In the entries below, count every line with the word "title". Return only the count.

....................

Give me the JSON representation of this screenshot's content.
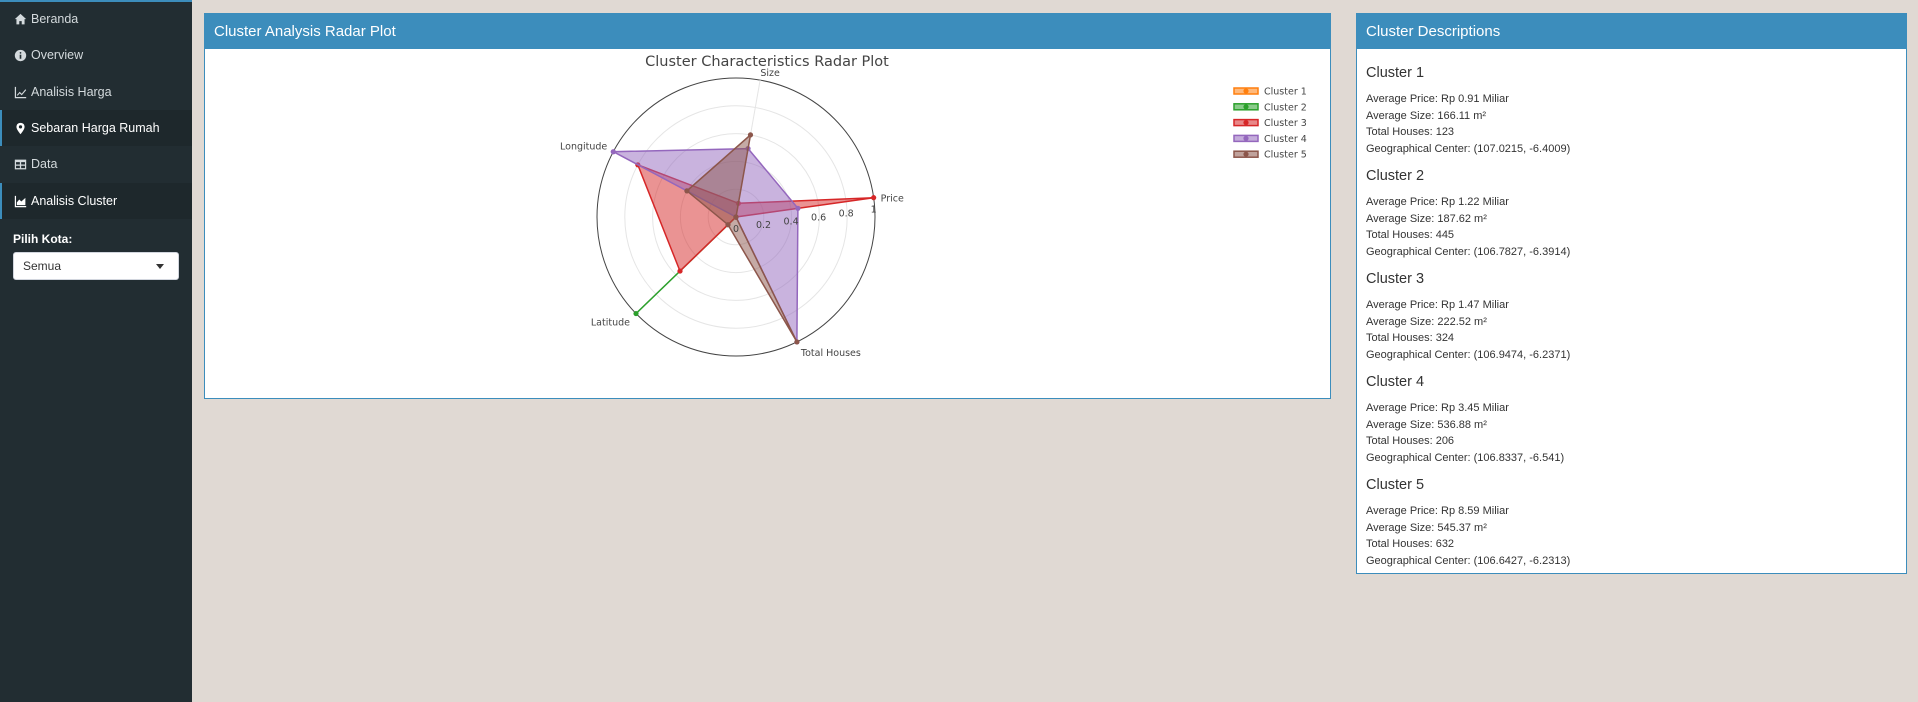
{
  "sidebar": {
    "items": [
      {
        "label": "Beranda",
        "icon": "home-icon"
      },
      {
        "label": "Overview",
        "icon": "info-circle-icon"
      },
      {
        "label": "Analisis Harga",
        "icon": "line-chart-icon"
      },
      {
        "label": "Sebaran Harga Rumah",
        "icon": "map-marker-icon"
      },
      {
        "label": "Data",
        "icon": "table-icon"
      },
      {
        "label": "Analisis Cluster",
        "icon": "area-chart-icon"
      }
    ],
    "filter_label": "Pilih Kota:",
    "filter_value": "Semua"
  },
  "radar_box": {
    "title": "Cluster Analysis Radar Plot"
  },
  "desc_box": {
    "title": "Cluster Descriptions",
    "clusters": [
      {
        "title": "Cluster 1",
        "price": "Average Price: Rp 0.91 Miliar",
        "size": "Average Size: 166.11 m²",
        "houses": "Total Houses: 123",
        "center": "Geographical Center: (107.0215, -6.4009)"
      },
      {
        "title": "Cluster 2",
        "price": "Average Price: Rp 1.22 Miliar",
        "size": "Average Size: 187.62 m²",
        "houses": "Total Houses: 445",
        "center": "Geographical Center: (106.7827, -6.3914)"
      },
      {
        "title": "Cluster 3",
        "price": "Average Price: Rp 1.47 Miliar",
        "size": "Average Size: 222.52 m²",
        "houses": "Total Houses: 324",
        "center": "Geographical Center: (106.9474, -6.2371)"
      },
      {
        "title": "Cluster 4",
        "price": "Average Price: Rp 3.45 Miliar",
        "size": "Average Size: 536.88 m²",
        "houses": "Total Houses: 206",
        "center": "Geographical Center: (106.8337, -6.541)"
      },
      {
        "title": "Cluster 5",
        "price": "Average Price: Rp 8.59 Miliar",
        "size": "Average Size: 545.37 m²",
        "houses": "Total Houses: 632",
        "center": "Geographical Center: (106.6427, -6.2313)"
      }
    ]
  },
  "chart_data": {
    "type": "radar",
    "title": "Cluster Characteristics Radar Plot",
    "axes": [
      "Size",
      "Price",
      "Total Houses",
      "Latitude",
      "Longitude"
    ],
    "radial_ticks": [
      "0",
      "0.2",
      "0.4",
      "0.6",
      "0.8",
      "1"
    ],
    "range": [
      0,
      1
    ],
    "legend_position": "top-right",
    "series": [
      {
        "name": "Cluster 1",
        "color": "#ff7f0e",
        "values": [
          0.0,
          0.0,
          0.0,
          0.0,
          0.0
        ]
      },
      {
        "name": "Cluster 2",
        "color": "#2ca02c",
        "values": [
          0.0,
          0.0,
          0.0,
          1.0,
          0.0
        ]
      },
      {
        "name": "Cluster 3",
        "color": "#d62728",
        "values": [
          0.1,
          1.0,
          0.0,
          0.56,
          0.8
        ]
      },
      {
        "name": "Cluster 4",
        "color": "#9467bd",
        "values": [
          0.5,
          0.45,
          1.0,
          0.0,
          1.0
        ]
      },
      {
        "name": "Cluster 5",
        "color": "#8c564b",
        "values": [
          0.6,
          0.0,
          1.0,
          0.08,
          0.4
        ]
      }
    ]
  }
}
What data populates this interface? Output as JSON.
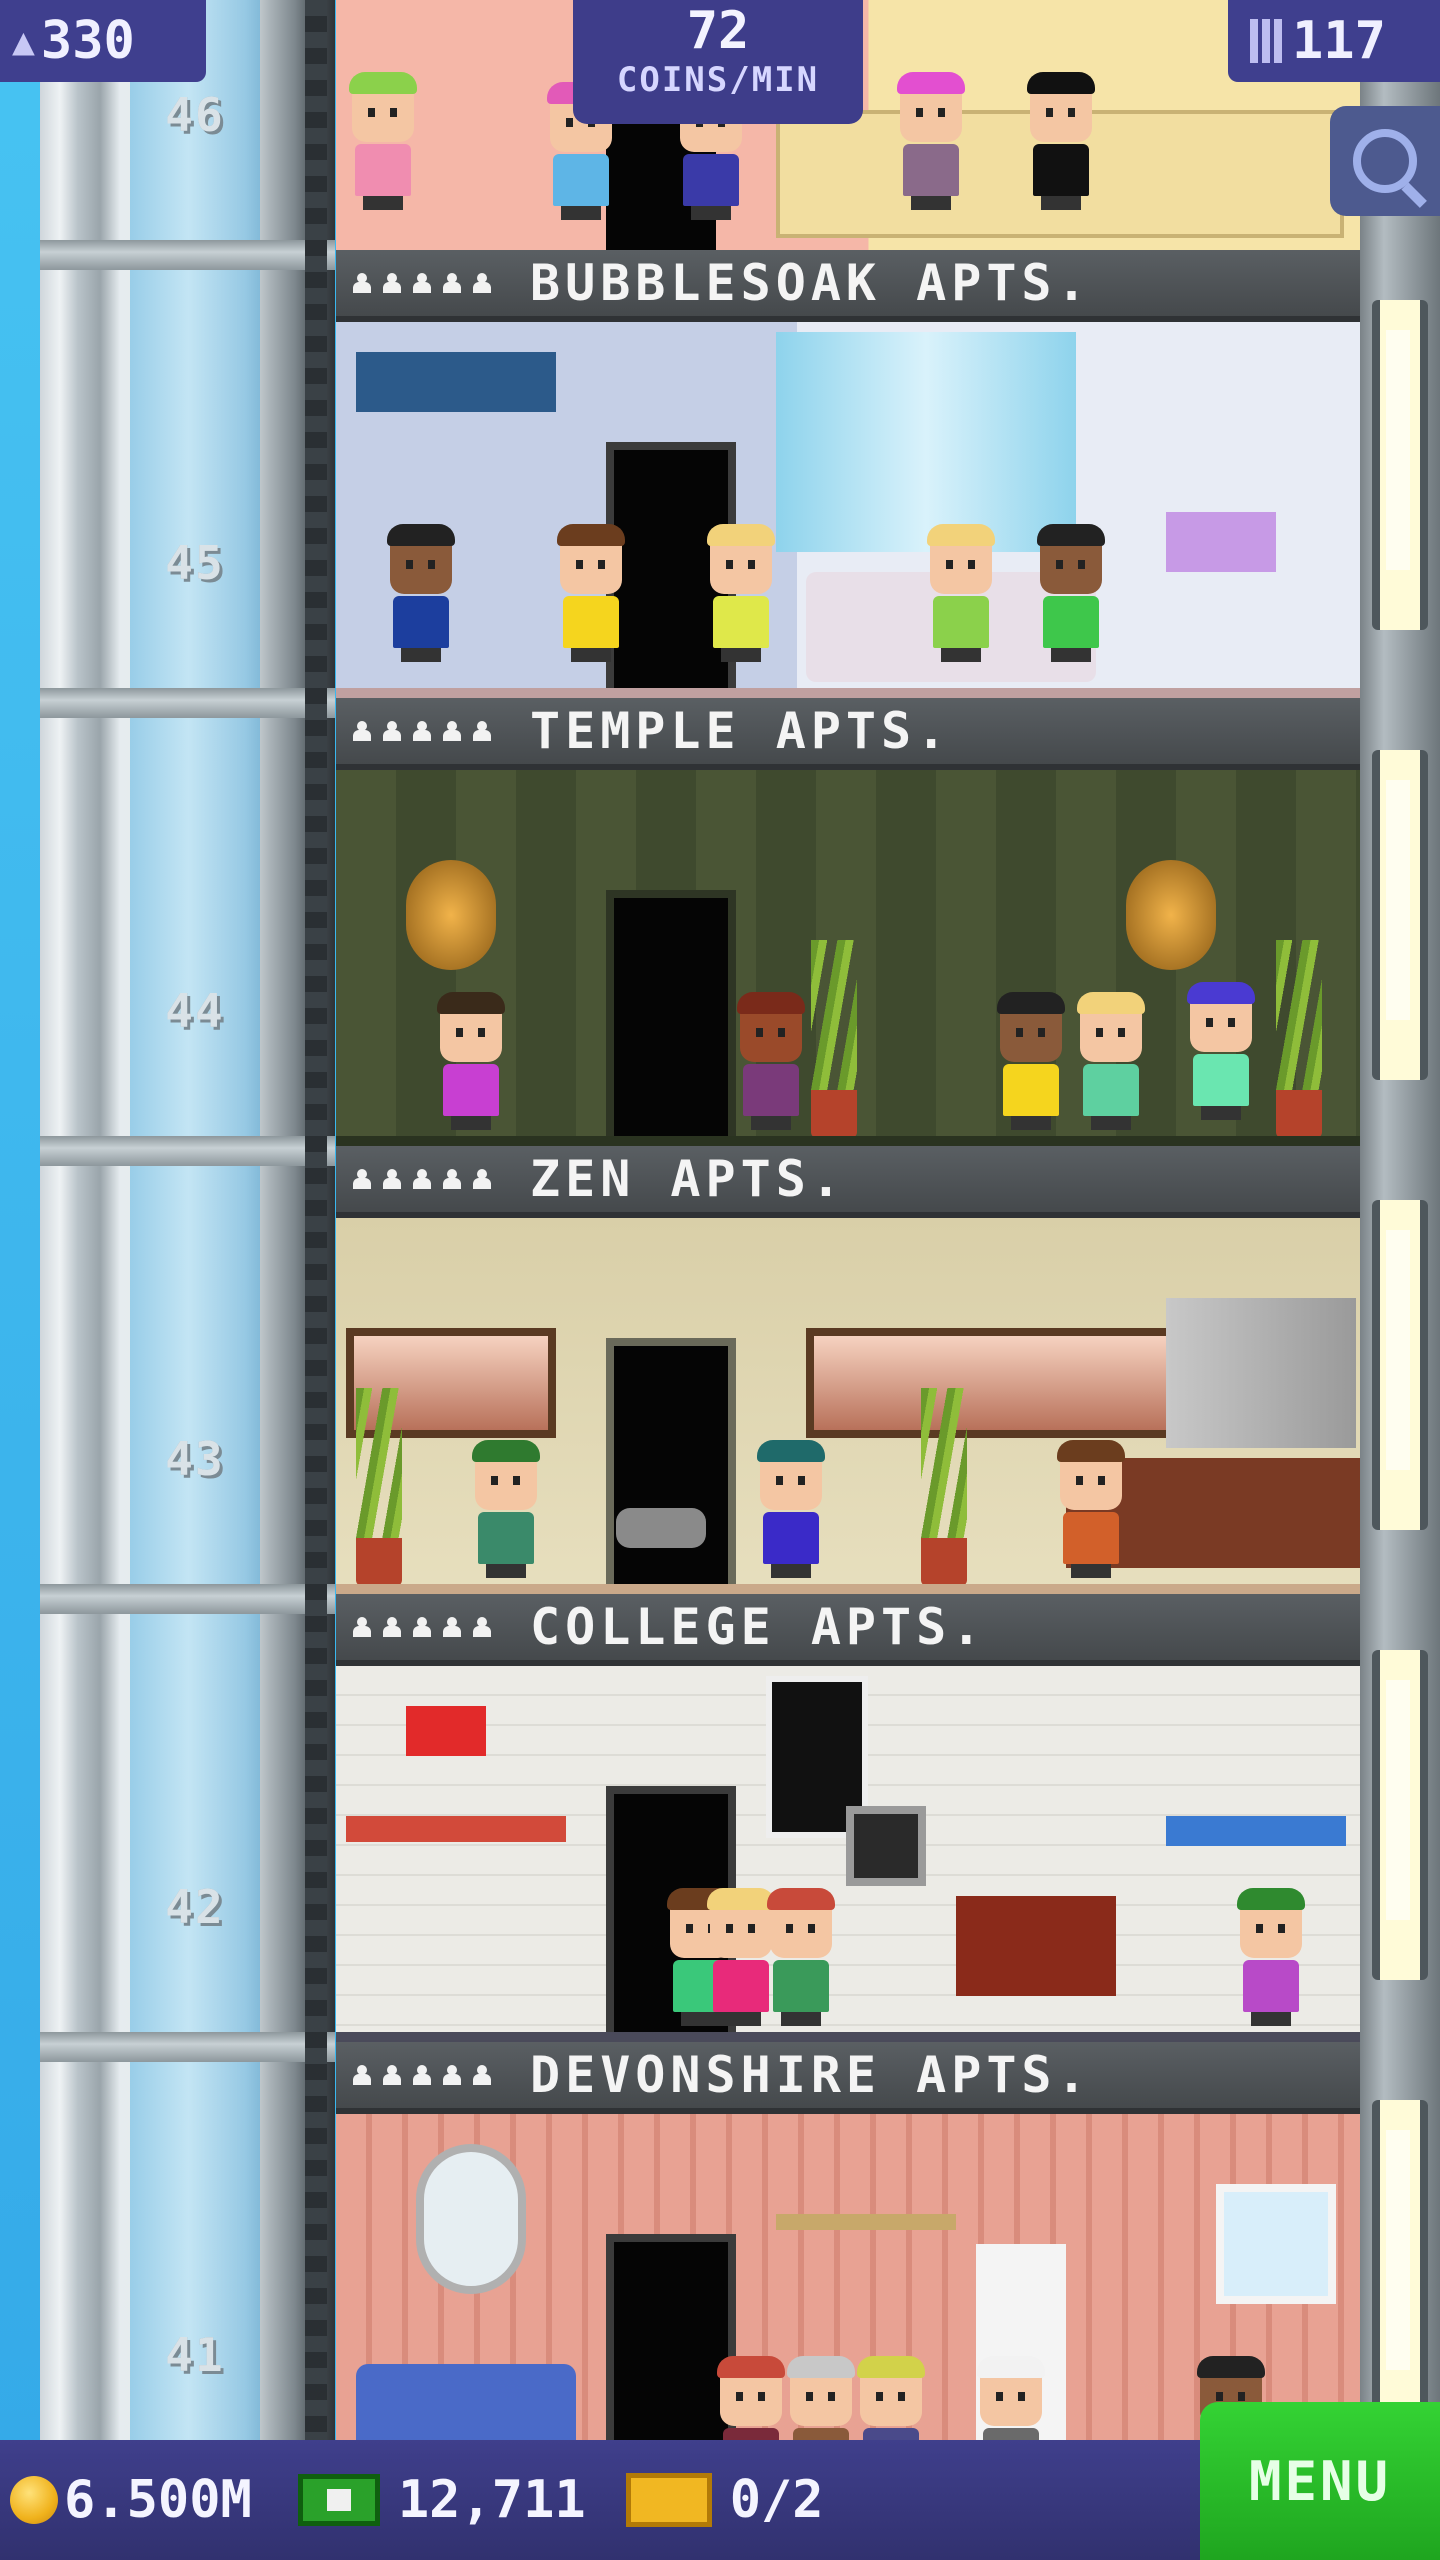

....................

Written solution
8